This was an exciting opportunity to understand the archaeology of the area, and we thank CYC and Vinci for their cooperation during the works as we continue to monitor the redevelopment.”



Rob Henderson, Project Manager, VINCI Construction UK said;

“Supporting the archaeologists during this phase of the project has been of real interest to our team whilst we have managed to continue with the critical works to the tower adjacent to the investigations. We will soon be able to protect and preserve the finds below the new structure to be built in collaboration with York Archaeological Trust and City of York Council.”
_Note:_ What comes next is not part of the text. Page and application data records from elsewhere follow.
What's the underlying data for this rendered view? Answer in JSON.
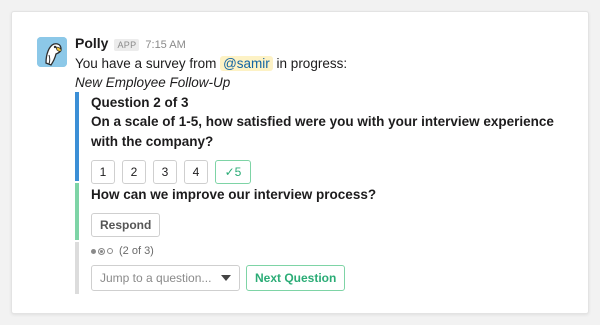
{
  "message": {
    "sender": "Polly",
    "badge": "APP",
    "time": "7:15 AM",
    "text_before": "You have a survey from ",
    "mention": "@samir",
    "text_after": " in progress:",
    "survey_name": "New Employee Follow-Up",
    "avatar_icon": "parrot-icon"
  },
  "question1": {
    "title": "Question 2 of 3",
    "text": "On a scale of 1-5, how satisfied were you with your interview experience with the company?",
    "options": [
      "1",
      "2",
      "3",
      "4",
      "✓5"
    ],
    "selected_index": 4
  },
  "question2": {
    "text": "How can we improve our interview process?",
    "respond_label": "Respond"
  },
  "nav": {
    "progress": "(2 of 3)",
    "jump_placeholder": "Jump to a question...",
    "next_label": "Next Question"
  },
  "colors": {
    "section1": "#3b8fd6",
    "section2": "#7ed4a6",
    "section3": "#dcdcdc",
    "accent_green": "#2bac76",
    "mention": "#1264a3"
  }
}
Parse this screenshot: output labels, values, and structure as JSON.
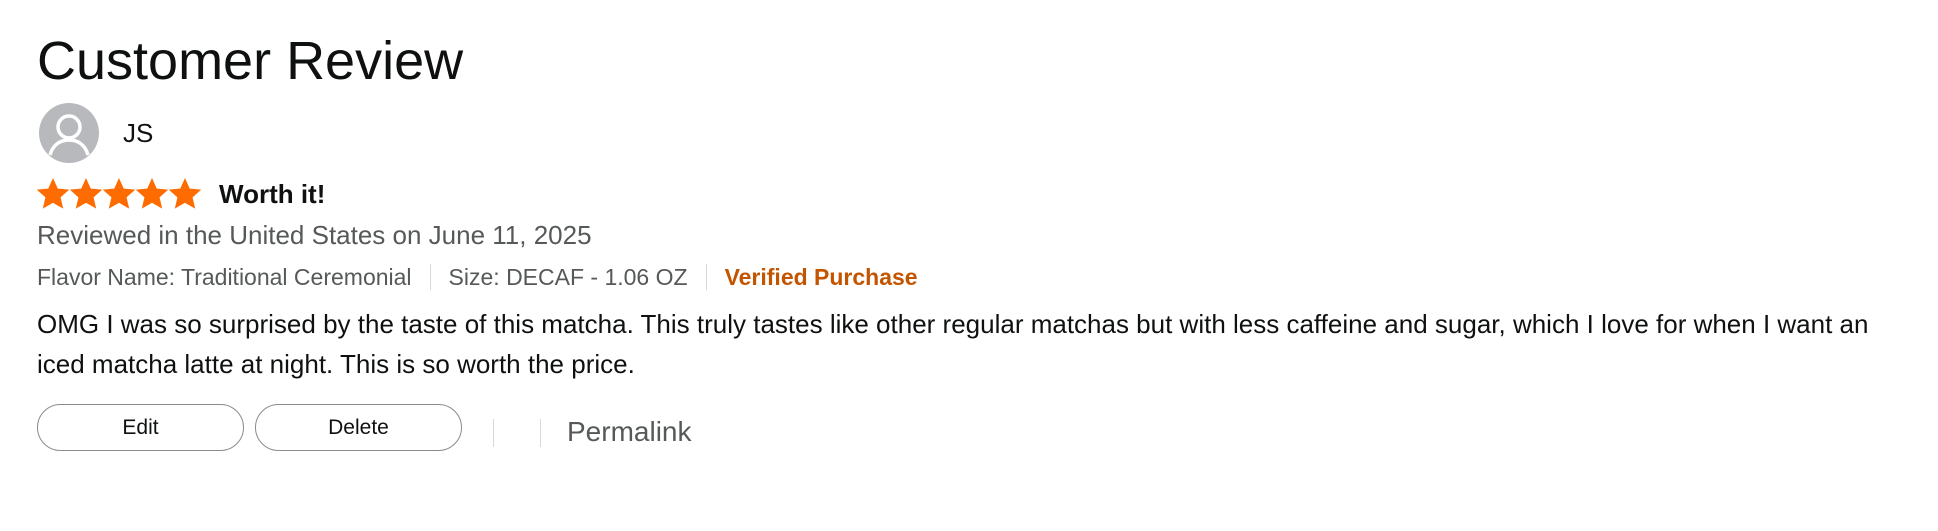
{
  "page": {
    "title": "Customer Review"
  },
  "reviewer": {
    "name": "JS",
    "avatar_icon": "default-user-avatar-icon"
  },
  "review": {
    "rating": 5,
    "rating_max": 5,
    "star_color": "#fe6b00",
    "title": "Worth it!",
    "date_line": "Reviewed in the United States on June 11, 2025",
    "flavor": "Flavor Name: Traditional Ceremonial",
    "size": "Size: DECAF - 1.06 OZ",
    "verified_label": "Verified Purchase",
    "verified_color": "#c45500",
    "body": "OMG I was so surprised by the taste of this matcha. This truly tastes like other regular matchas but with less caffeine and sugar, which I love for when I want an iced matcha latte at night. This is so worth the price."
  },
  "actions": {
    "edit_label": "Edit",
    "delete_label": "Delete",
    "permalink_label": "Permalink"
  }
}
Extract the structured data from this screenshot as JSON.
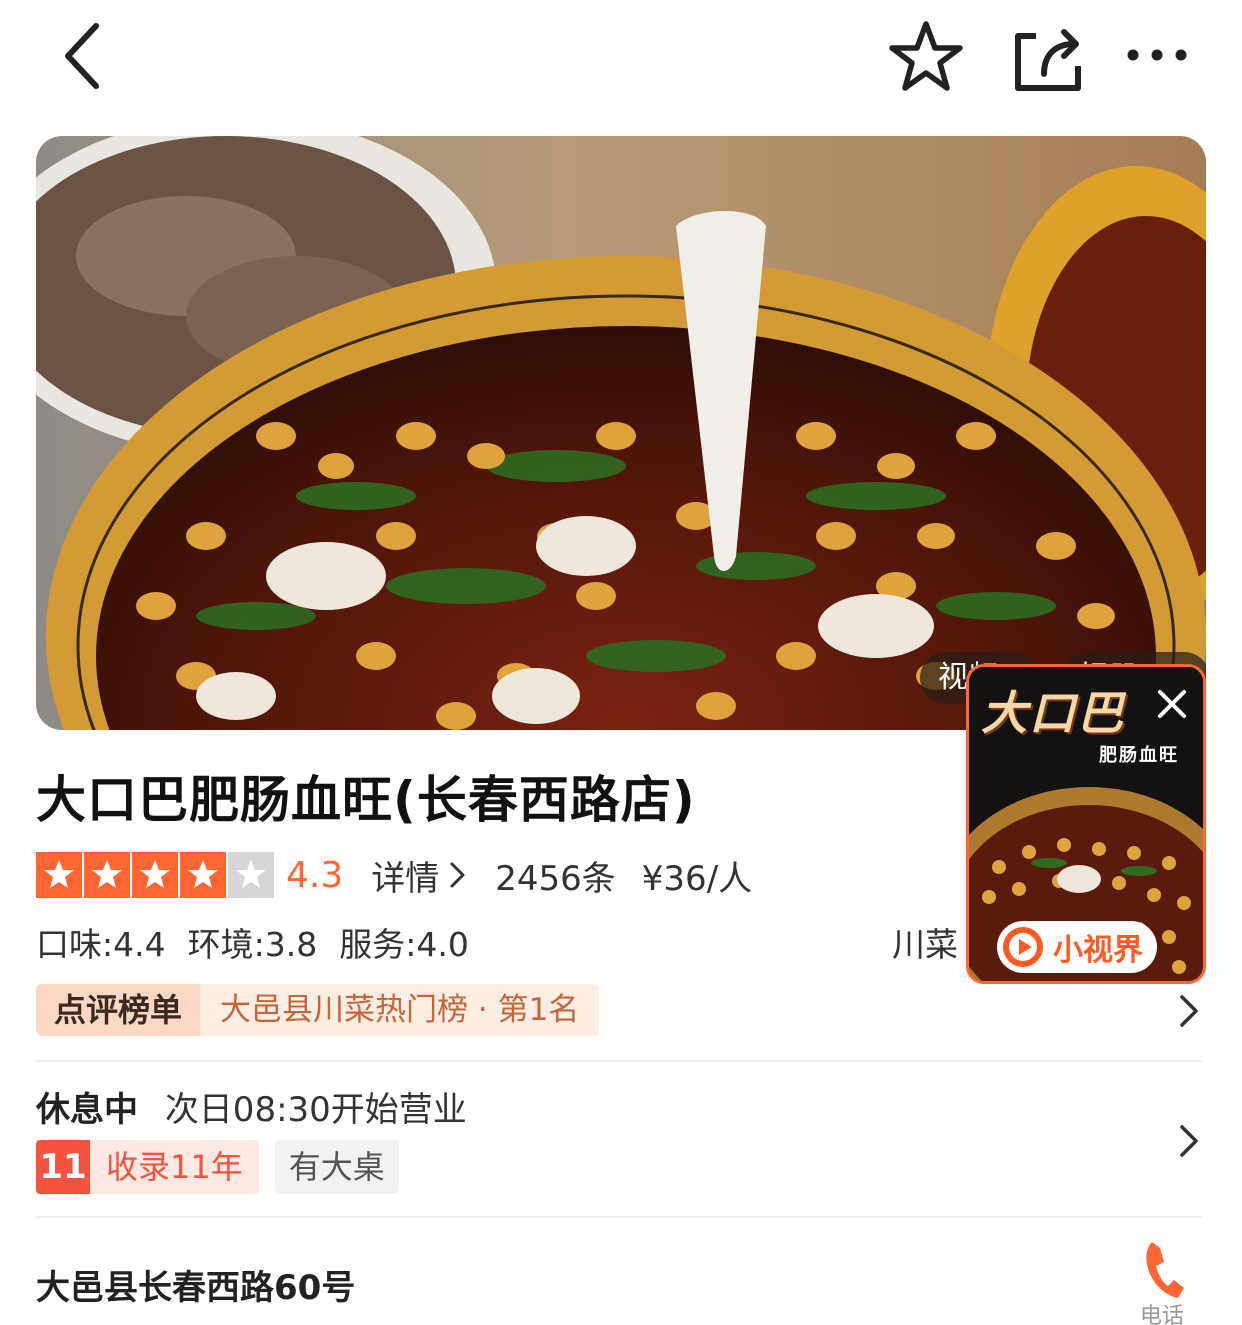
{
  "topbar": {
    "back_icon": "chevron-left-icon",
    "favorite_icon": "star-outline-icon",
    "share_icon": "share-icon",
    "more_icon": "more-dots-icon"
  },
  "hero": {
    "video_label": "视频",
    "album_label": "相册"
  },
  "shop": {
    "name": "大口巴肥肠血旺(长春西路店)",
    "rating_stars": 4.3,
    "score": "4.3",
    "detail_label": "详情",
    "review_count": "2456条",
    "avg_price": "¥36/人",
    "sub_scores": {
      "taste": "口味:4.4",
      "environment": "环境:3.8",
      "service": "服务:4.0"
    },
    "cuisine": "川菜"
  },
  "ranking": {
    "badge": "点评榜单",
    "text": "大邑县川菜热门榜 · 第1名"
  },
  "hours": {
    "status": "休息中",
    "detail": "次日08:30开始营业"
  },
  "tags": {
    "years_num": "11",
    "years_text": "收录11年",
    "table": "有大桌"
  },
  "address": {
    "text": "大邑县长春西路60号",
    "phone_label": "电话"
  },
  "float_video": {
    "brand": "大口巴",
    "subtitle": "肥肠血旺",
    "button": "小视界"
  },
  "colors": {
    "accent": "#ff6633",
    "tag_red": "#f5533d",
    "rank_text": "#c4653a"
  }
}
The Guildhall restoration began in September 2019, initiating vital restoration and redevelopment of the Grade I, II* and II listed buildings, to offer office space, community use and a riverside restaurant.

Key benefits of the development include:

  • Bringing the Guildhall’s historic business role into the 21st century– creating quality office spaces with the potential to create an estimated 250 jobs in high value sectors.
  • Give the public improved access to the nationally significant heritage – through community use, events and civic meetings.
  • Maximising the economic impact of the Guildhall – creating £848k per annum income following completion and an estimated £117m GVA boost to the city’s economy over the next five years. In addition, the construction phase would contribute 50 additional jobs and £7m GVA in total.
  • Using 21st century green technology to heat the building, reducing costs and the environmental impact of the development.

Waterway and wellbeing charity, Canal & River Trust are the navigation authority for the River Ouse.  The Trust is supporting the project by enabling VINCI Construction UK to use the waterway to make site deliveries, helping to limit the disruption to residents and visitors in York city centre.

The project received £2.347 million from the Leeds City Region Enterprise Partnership (the LEP), delivered in partnership with the West Yorkshire Combined Authority, through the Leeds City Region Growth Deal – a £1 billion package of government investment to accelerate growth and create jobs across Leeds City Region.

You can view the latest developments, plans and time-lapse footage online at